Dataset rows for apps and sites
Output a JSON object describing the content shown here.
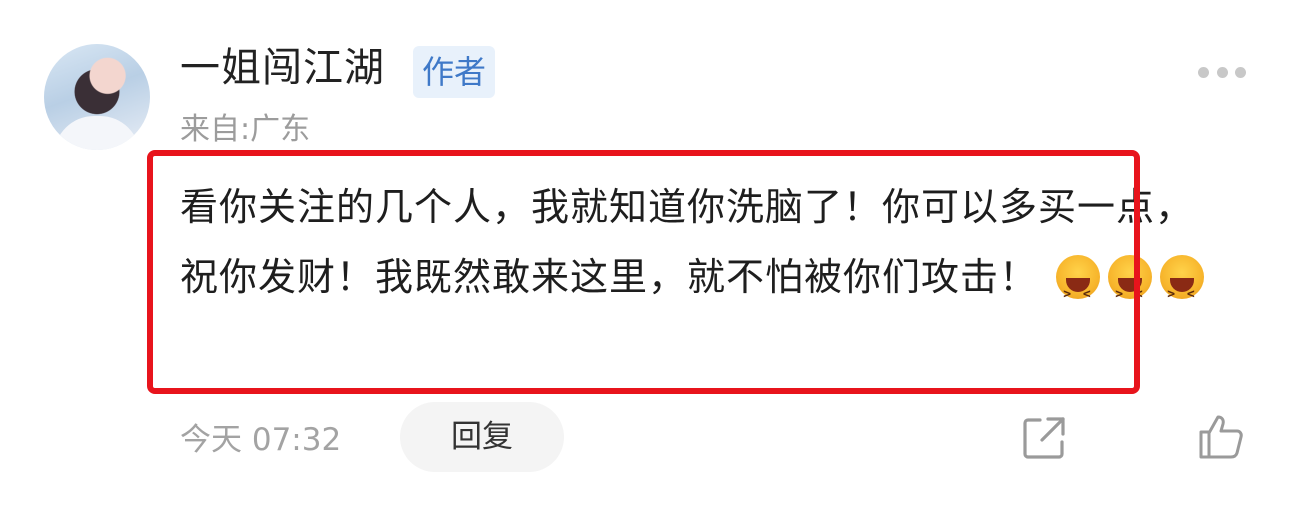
{
  "author": {
    "name": "一姐闯江湖",
    "badge": "作者",
    "location": "来自:广东"
  },
  "comment": {
    "text": "看你关注的几个人，我就知道你洗脑了！你可以多买一点，祝你发财！我既然敢来这里，就不怕被你们攻击！",
    "emojis": [
      "laughing-emoji",
      "laughing-emoji",
      "laughing-emoji"
    ]
  },
  "footer": {
    "time": "今天 07:32",
    "reply_label": "回复"
  },
  "icons": {
    "more": "more-dots-icon",
    "share": "share-icon",
    "like": "thumbs-up-icon"
  },
  "colors": {
    "highlight_border": "#e8141c",
    "badge_bg": "#e8f1fb",
    "badge_text": "#3f79c8"
  }
}
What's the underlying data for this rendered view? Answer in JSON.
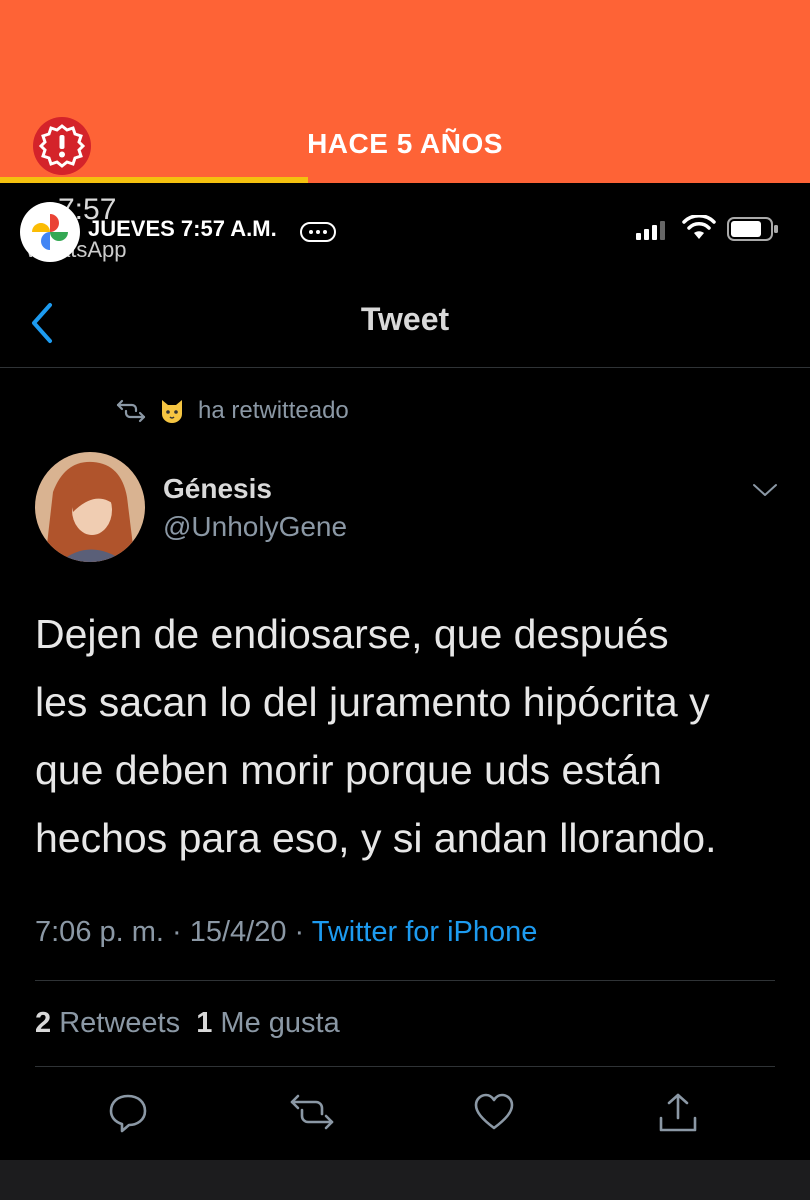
{
  "story": {
    "title": "HACE 5 AÑOS",
    "progress": 0.38,
    "accent_color": "#fe6336",
    "alert_icon": "alert-icon"
  },
  "status_bar": {
    "ghost_time": "7:57",
    "ghost_app": "WhatsApp",
    "date": "JUEVES 7:57 A.M.",
    "icons": [
      "signal-icon",
      "wifi-icon",
      "battery-icon"
    ]
  },
  "nav": {
    "title": "Tweet",
    "back_icon": "chevron-left-icon"
  },
  "tweet": {
    "retweet_label": "ha retwitteado",
    "author_name": "Génesis",
    "author_handle": "@UnholyGene",
    "lines": [
      "Dejen de endiosarse, que después",
      "les sacan lo del juramento hipócrita y",
      "que deben morir porque uds están",
      "hechos para eso, y si andan llorando."
    ],
    "time": "7:06 p. m. · 15/4/20 · ",
    "source": "Twitter for iPhone",
    "retweets_count": "2",
    "retweets_label": "Retweets",
    "likes_count": "1",
    "likes_label": "Me gusta",
    "link_color": "#1d9bf0"
  },
  "actions": [
    "reply-icon",
    "retweet-icon",
    "like-icon",
    "share-icon"
  ]
}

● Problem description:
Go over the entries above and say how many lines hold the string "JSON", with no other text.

● Written response:
2